After many weeks of similarly containing our excitement, Long Distance Film Festival is finally ready to announce its 2020 festival prize recipients.
In our original statement regarding prizes, we mentioned that our three jury prize winners would be granted distribution deals on festival sponsor Kinoscope‘s streaming service and that the – alongside our three audience award winners – would receive year-long access to the platform itself, as well as that of Mubi.
We are excited to announce that our selection was strong this year – to the point where our esteemed jury felt it necessary to also grant three other films honorable mention awards. Furthermore, Kinoscope, in sharing with the sentiments of our passionate jury, will be extending its distribution grand prize to all nine of our winning films!
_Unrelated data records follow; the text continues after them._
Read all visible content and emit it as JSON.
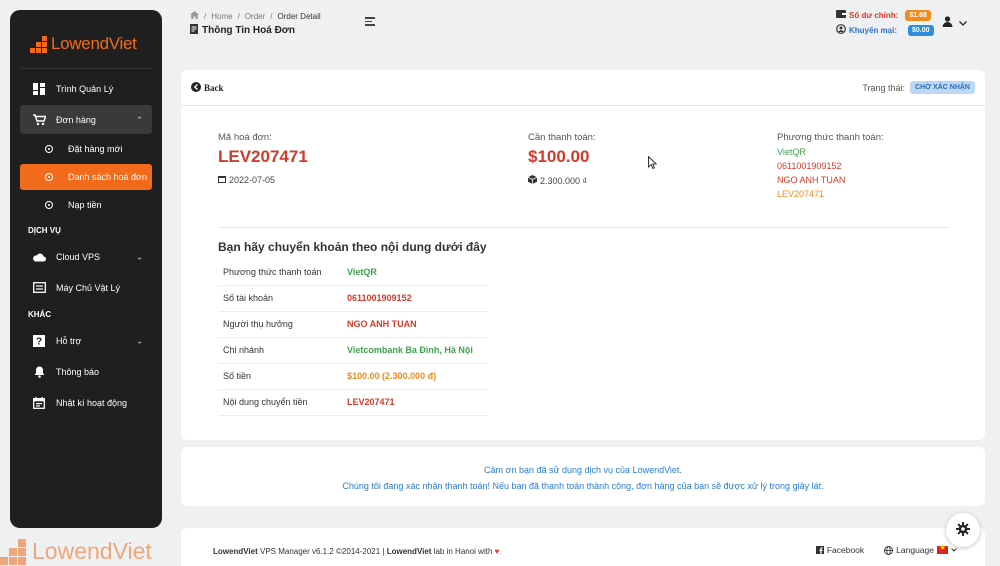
{
  "brand": {
    "name": "LowendViet",
    "accent": "#f26b1d"
  },
  "sidebar": {
    "items": [
      {
        "label": "Trình Quản Lý",
        "icon": "dashboard-icon"
      },
      {
        "label": "Đơn hàng",
        "icon": "cart-icon"
      },
      {
        "label": "Đặt hàng mới",
        "icon": "circle-dot-icon"
      },
      {
        "label": "Danh sách hoá đơn",
        "icon": "circle-dot-icon"
      },
      {
        "label": "Nạp tiền",
        "icon": "circle-dot-icon"
      },
      {
        "label": "Cloud VPS",
        "icon": "cloud-icon"
      },
      {
        "label": "Máy Chủ Vật Lý",
        "icon": "server-icon"
      },
      {
        "label": "Hỗ trợ",
        "icon": "help-icon"
      },
      {
        "label": "Thông báo",
        "icon": "bell-icon"
      },
      {
        "label": "Nhật kí hoạt động",
        "icon": "calendar-icon"
      }
    ],
    "sections": {
      "services": "DỊCH VỤ",
      "other": "KHÁC"
    }
  },
  "header": {
    "breadcrumb": [
      "Home",
      "Order",
      "Order Detail"
    ],
    "title": "Thông Tin Hoá Đơn",
    "balance_label": "Số dư chính:",
    "balance_value": "$1.68",
    "promo_label": "Khuyến mại:",
    "promo_value": "$0.00"
  },
  "invoice": {
    "back_label": "Back",
    "status_label": "Trạng thái:",
    "status_value": "CHỜ XÁC NHẬN",
    "code_label": "Mã hoá đơn:",
    "code": "LEV207471",
    "date": "2022-07-05",
    "amount_label": "Cần thanh toán:",
    "amount": "$100.00",
    "amount_vnd": "2.300.000 ₫",
    "method_label": "Phương thức thanh toán:",
    "method_lines": [
      "VietQR",
      "0611001909152",
      "NGO ANH TUAN",
      "LEV207471"
    ]
  },
  "instructions": {
    "title": "Bạn hãy chuyển khoản theo nội dung dưới đây",
    "rows": [
      {
        "key": "Phương thức thanh toán",
        "value": "VietQR"
      },
      {
        "key": "Số tài khoản",
        "value": "0611001909152"
      },
      {
        "key": "Người thụ hưởng",
        "value": "NGO ANH TUAN"
      },
      {
        "key": "Chi nhánh",
        "value": "Vietcombank Ba Đình, Hà Nội"
      },
      {
        "key": "Số tiền",
        "value": "$100.00 (2.300.000 đ)"
      },
      {
        "key": "Nội dung chuyển tiền",
        "value": "LEV207471"
      }
    ]
  },
  "thanks": {
    "line1": "Cảm ơn bạn đã sử dụng dịch vụ của LowendViet.",
    "line2": "Chúng tôi đang xác nhận thanh toán! Nếu bạn đã thanh toán thành công, đơn hàng của bạn sẽ được xử lý trong giây lát."
  },
  "footer": {
    "brand": "LowendViet",
    "version_text": "VPS Manager v6.1.2 ©2014-2021 |",
    "lab_text": "lab in Hanoi with",
    "heart": "♥.",
    "facebook": "Facebook",
    "language": "Language"
  }
}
Each selection will be followed by a brief statement made by the jury. comprised of entertainment lawyer Steve Holmgren, Spirit Awards nominations manager Setu Raval, and Cannes programmer Leo Soesanto, with the audience award statements from us on the team.
The votes have been tallied and the jury has been consulted! Without further ado, the winners of Long Distance Film Festival’s 2020 edition’s jury prize, honorable mentions, and the audience awards are:
HAPPY ENDING (DIR. MEI LIU) (USA/CHINA)
“The jury chose to award this film for shining a light on characters often unseen. Director Mei Liu handles the tough emotional journey of these characters with delicate camerawork, a singular perspective and elegance.”
THE MAX HEADROOM INCIDENT (DIR. TUCKER DRYDEN) (USA)
“The film is a clever and funny use of found footage and vintage aesthetics. Rather than rehashing the current 1980s fetish, it adds another layer of mystery to an already-creepy mystery.”
DIMENSIONS (DIR. ALESSIO DEL POZO TEMOCHE) (PERU)
“This beautiful animated top-prize-winning movie clocking in at just over 2 mins 30 secs from Peru has a closing title card that reads ‘a shortfilm made in quarantine by Alessio del Pozo Temoche)’. A poetic look at life during our present isolated moment. Dreamy pastel colours highlight an interior world looking out as the viewer wonders what dimension we are in presently in, and what that means to the characters who are like, not all of us, but many of us — prompted by provocative accompanying text to these images… as an ambulance picks up an elderly neighbor.”
ZOOM PARTIES SUCK (DIR. LACHIE ROSS) (AUSTRALIA)
“The film is a surreal, humorous take on the Zoom craze which kept us busy – and is still going on – with friends and colleagues during the Covid-19 Pandemic. A DIY dystopia we hope not to see too much in the future.”
ONE BY TWO (DIR. RAGHAV PURI) (INDIA)
“An honorable mention is warranted for this fresh, witty and thought-provoking look at relationships and the expectations we seek from life.”
NOVELTY (DIR. SAUNDER LYNNE BOYLE) (USA/FRANCE)
Culture: THE FISHMAN (DIR. LETO S. MEADE & AGATA LENIARTEK) (UNITED KINGDOM)
“The journey of a dying fish’s last moments. The Fishman formally embodies the transitory, shape-shifting nature of life and the inevitability of change by plunging its disembodied anthropomorphic protagonist between different mediums and styles. It is an elegantly animated gem that constantly challenges expectations, combining seemingly opposing aural and visual aesthetics to visionary effect.”
Connection: SUPERSTAR (DIR. GAURAV KRISHNA) (CZECH REPUBLIC/INDIA)
“An audience favorite for a reason, Superstar commits to an absurd, culture-distorting premise that creates a fascinating and balanced discourse on media escapism, while staying true to its genre values. To echo our enthusiastic Twitch chat audience: K6 forever.”
Covid: ETERNAL SUNDAY (DIR. RODRIGO BUSCATO) (BRAZIL)
“Eternal Sunday and its thoughtful consideration on the impacted significance of our day of rest employs a crisp analog aesthetic and an introspective demur to form a bittersweet and melancholic reflection of the (changing) times.”
These films will all be made available on Kinoscope’s website in the near future! We hope you take the time to revisit them if you get the chance — they’re certainly worth further viewings!
Finally, thank you once more to everyone who tuned in, voted for audience awards, or supported us at all throughout this endeavor. An especially big thank you to our jury Steve, Setu, and Leo, as well as the good people over at Spectacle Theater, Mubi, and Kinoscope! It has been a fantastic inaugural year, and we cannot wait to continue to celebrate diversity, solidarity, and empathy in film throughout the future.
We hope to see you all next year!